> **WHAT TO PRODUCE**
From the first line to the last, write out the records exactly, leaving the pictures behind.

--------------------------------------------------

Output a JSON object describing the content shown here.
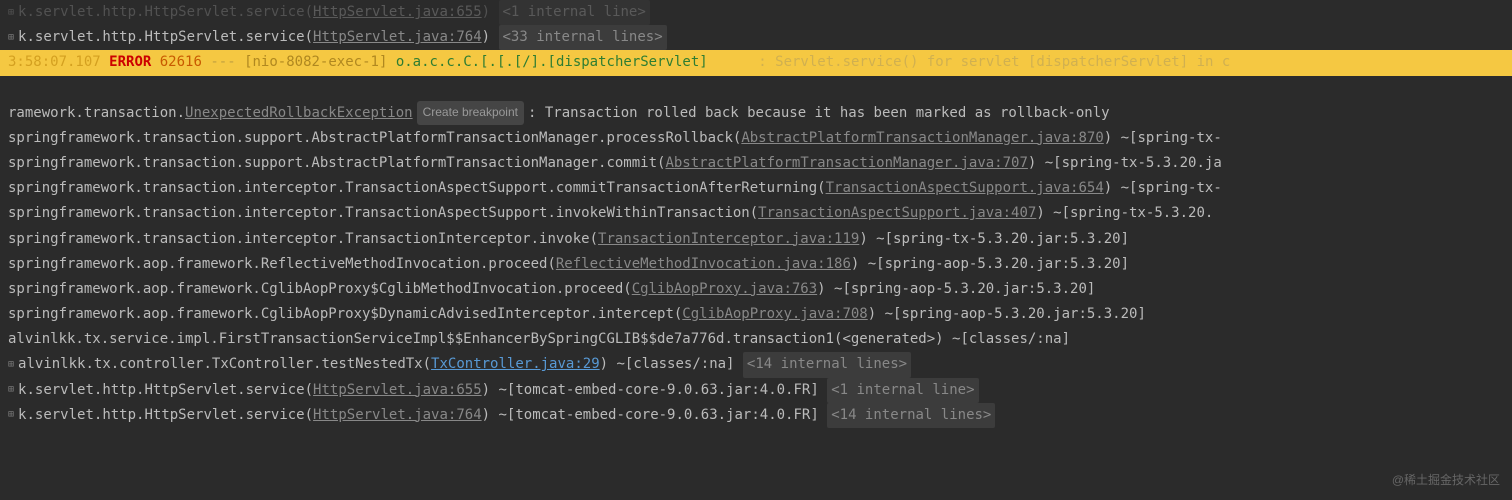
{
  "topline0": {
    "prefix": "k.servlet.http.HttpServlet.service(",
    "link": "HttpServlet.java:655",
    "suffix": ")",
    "internal": "<1 internal line>"
  },
  "topline1": {
    "prefix": "k.servlet.http.HttpServlet.service(",
    "link": "HttpServlet.java:764",
    "suffix": ")",
    "internal": "<33 internal lines>"
  },
  "log": {
    "ts": "3:58:07.107",
    "level": "ERROR",
    "pid": "62616",
    "sep": "---",
    "thread": "[nio-8082-exec-1]",
    "logger": "o.a.c.c.C.[.[.[/].[dispatcherServlet]",
    "colon": ":",
    "msg": "Servlet.service() for servlet [dispatcherServlet] in c"
  },
  "exception": {
    "prefix": "ramework.transaction.",
    "link": "UnexpectedRollbackException",
    "breakpoint": "Create breakpoint",
    "message": ": Transaction rolled back because it has been marked as rollback-only"
  },
  "stack": [
    {
      "prefix": "springframework.transaction.support.AbstractPlatformTransactionManager.processRollback(",
      "link": "AbstractPlatformTransactionManager.java:870",
      "suffix": ") ~[spring-tx-"
    },
    {
      "prefix": "springframework.transaction.support.AbstractPlatformTransactionManager.commit(",
      "link": "AbstractPlatformTransactionManager.java:707",
      "suffix": ") ~[spring-tx-5.3.20.ja"
    },
    {
      "prefix": "springframework.transaction.interceptor.TransactionAspectSupport.commitTransactionAfterReturning(",
      "link": "TransactionAspectSupport.java:654",
      "suffix": ") ~[spring-tx-"
    },
    {
      "prefix": "springframework.transaction.interceptor.TransactionAspectSupport.invokeWithinTransaction(",
      "link": "TransactionAspectSupport.java:407",
      "suffix": ") ~[spring-tx-5.3.20."
    },
    {
      "prefix": "springframework.transaction.interceptor.TransactionInterceptor.invoke(",
      "link": "TransactionInterceptor.java:119",
      "suffix": ") ~[spring-tx-5.3.20.jar:5.3.20]"
    },
    {
      "prefix": "springframework.aop.framework.ReflectiveMethodInvocation.proceed(",
      "link": "ReflectiveMethodInvocation.java:186",
      "suffix": ") ~[spring-aop-5.3.20.jar:5.3.20]"
    },
    {
      "prefix": "springframework.aop.framework.CglibAopProxy$CglibMethodInvocation.proceed(",
      "link": "CglibAopProxy.java:763",
      "suffix": ") ~[spring-aop-5.3.20.jar:5.3.20]"
    },
    {
      "prefix": "springframework.aop.framework.CglibAopProxy$DynamicAdvisedInterceptor.intercept(",
      "link": "CglibAopProxy.java:708",
      "suffix": ") ~[spring-aop-5.3.20.jar:5.3.20]"
    },
    {
      "prefix": "alvinlkk.tx.service.impl.FirstTransactionServiceImpl$$EnhancerBySpringCGLIB$$de7a776d.transaction1(<generated>) ~[classes/:na]",
      "link": "",
      "suffix": ""
    }
  ],
  "txcontroller": {
    "prefix": "alvinlkk.tx.controller.TxController.testNestedTx(",
    "link": "TxController.java:29",
    "suffix": ") ~[classes/:na]",
    "internal": "<14 internal lines>"
  },
  "bottom1": {
    "prefix": "k.servlet.http.HttpServlet.service(",
    "link": "HttpServlet.java:655",
    "suffix": ") ~[tomcat-embed-core-9.0.63.jar:4.0.FR]",
    "internal": "<1 internal line>"
  },
  "bottom2": {
    "prefix": "k.servlet.http.HttpServlet.service(",
    "link": "HttpServlet.java:764",
    "suffix": ") ~[tomcat-embed-core-9.0.63.jar:4.0.FR]",
    "internal": "<14 internal lines>"
  },
  "watermark": "@稀土掘金技术社区"
}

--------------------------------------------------

> **EXERCISE RESPONSE**
Output a JSON object describing the content shown here.
{
  "topline0": {
    "prefix": "k.servlet.http.HttpServlet.service(",
    "link": "HttpServlet.java:655",
    "suffix": ")",
    "internal": "<1 internal line>"
  },
  "topline1": {
    "prefix": "k.servlet.http.HttpServlet.service(",
    "link": "HttpServlet.java:764",
    "suffix": ")",
    "internal": "<33 internal lines>"
  },
  "log": {
    "ts": "3:58:07.107",
    "level": "ERROR",
    "pid": "62616",
    "sep": "---",
    "thread": "[nio-8082-exec-1]",
    "logger": "o.a.c.c.C.[.[.[/].[dispatcherServlet]",
    "colon": ":",
    "msg": "Servlet.service() for servlet [dispatcherServlet] in c"
  },
  "exception": {
    "prefix": "ramework.transaction.",
    "link": "UnexpectedRollbackException",
    "breakpoint": "Create breakpoint",
    "message": ": Transaction rolled back because it has been marked as rollback-only"
  },
  "stack": [
    {
      "prefix": "springframework.transaction.support.AbstractPlatformTransactionManager.processRollback(",
      "link": "AbstractPlatformTransactionManager.java:870",
      "suffix": ") ~[spring-tx-"
    },
    {
      "prefix": "springframework.transaction.support.AbstractPlatformTransactionManager.commit(",
      "link": "AbstractPlatformTransactionManager.java:707",
      "suffix": ") ~[spring-tx-5.3.20.ja"
    },
    {
      "prefix": "springframework.transaction.interceptor.TransactionAspectSupport.commitTransactionAfterReturning(",
      "link": "TransactionAspectSupport.java:654",
      "suffix": ") ~[spring-tx-"
    },
    {
      "prefix": "springframework.transaction.interceptor.TransactionAspectSupport.invokeWithinTransaction(",
      "link": "TransactionAspectSupport.java:407",
      "suffix": ") ~[spring-tx-5.3.20."
    },
    {
      "prefix": "springframework.transaction.interceptor.TransactionInterceptor.invoke(",
      "link": "TransactionInterceptor.java:119",
      "suffix": ") ~[spring-tx-5.3.20.jar:5.3.20]"
    },
    {
      "prefix": "springframework.aop.framework.ReflectiveMethodInvocation.proceed(",
      "link": "ReflectiveMethodInvocation.java:186",
      "suffix": ") ~[spring-aop-5.3.20.jar:5.3.20]"
    },
    {
      "prefix": "springframework.aop.framework.CglibAopProxy$CglibMethodInvocation.proceed(",
      "link": "CglibAopProxy.java:763",
      "suffix": ") ~[spring-aop-5.3.20.jar:5.3.20]"
    },
    {
      "prefix": "springframework.aop.framework.CglibAopProxy$DynamicAdvisedInterceptor.intercept(",
      "link": "CglibAopProxy.java:708",
      "suffix": ") ~[spring-aop-5.3.20.jar:5.3.20]"
    },
    {
      "prefix": "alvinlkk.tx.service.impl.FirstTransactionServiceImpl$$EnhancerBySpringCGLIB$$de7a776d.transaction1(<generated>) ~[classes/:na]",
      "link": "",
      "suffix": ""
    }
  ],
  "txcontroller": {
    "prefix": "alvinlkk.tx.controller.TxController.testNestedTx(",
    "link": "TxController.java:29",
    "suffix": ") ~[classes/:na]",
    "internal": "<14 internal lines>"
  },
  "bottom1": {
    "prefix": "k.servlet.http.HttpServlet.service(",
    "link": "HttpServlet.java:655",
    "suffix": ") ~[tomcat-embed-core-9.0.63.jar:4.0.FR]",
    "internal": "<1 internal line>"
  },
  "bottom2": {
    "prefix": "k.servlet.http.HttpServlet.service(",
    "link": "HttpServlet.java:764",
    "suffix": ") ~[tomcat-embed-core-9.0.63.jar:4.0.FR]",
    "internal": "<14 internal lines>"
  },
  "watermark": "@稀土掘金技术社区"
}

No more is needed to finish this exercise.